However, no word on local pricing yet although SUR40 sells for around US$7600 in US.
Samsung Australia did tell SmartHouse today that pricing and availability details would be released “in not too distant future.”
“We are taking pre-sales orders at this stage with commitments by several end users from different vertical markets,” a spokesperson added.
The amazing tablet won “Best of What’s New” Award for 2011 from Popular Science magazine and was showcased in CES in January last.
“With what’s happening in the world of touch and the fact that touch is becoming ubiquitous, people are looking for more immersive relationships with screens,” says said Somanna Palacanda, director of Microsoft Surface.
“The new Surface takes technology that’s always existed in the backs of stores and brings it front and center.

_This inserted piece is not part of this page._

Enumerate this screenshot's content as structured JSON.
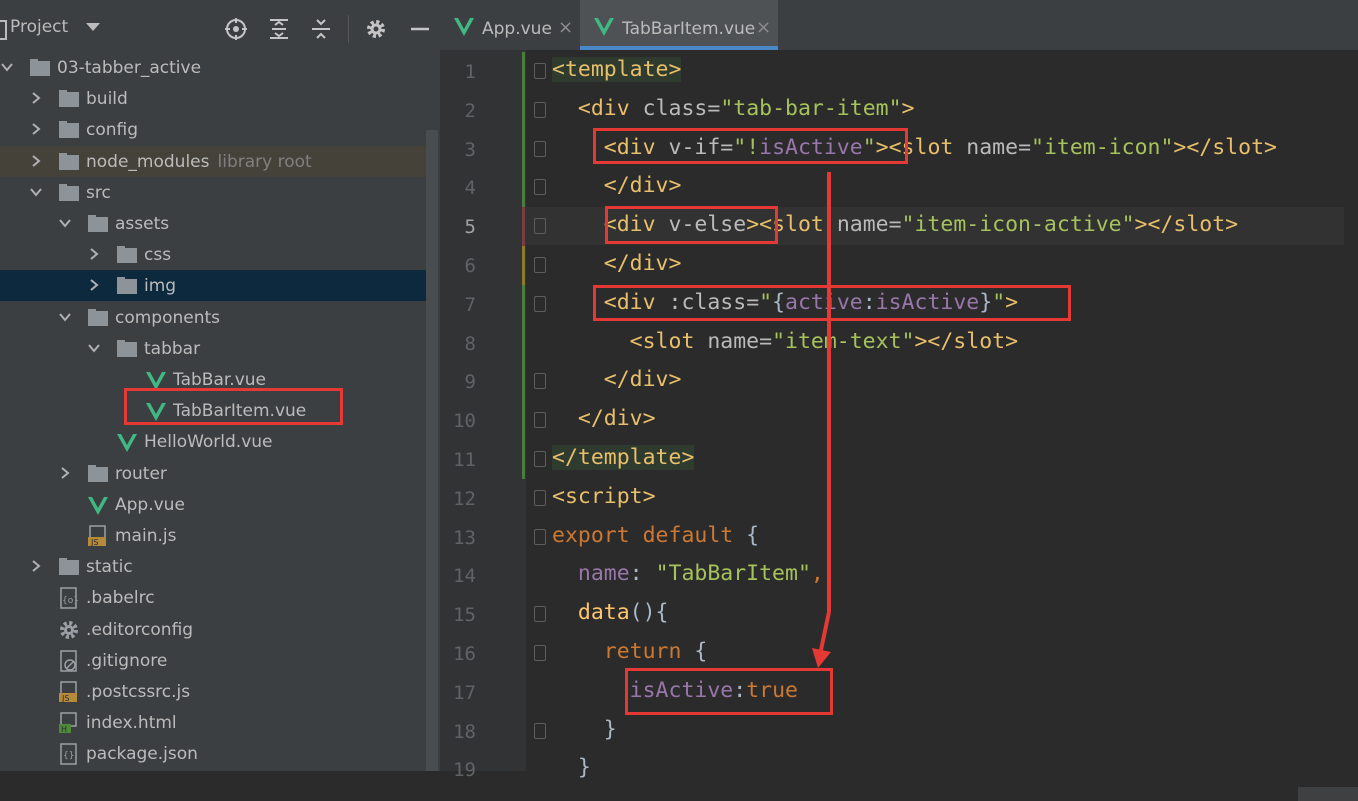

“So now customers and retailers can interact together, a doctor and a patient can have a more immersive consulting experience, and a banker and a customer can sit together and work on a simulation where in past the banker would be the only one in control.”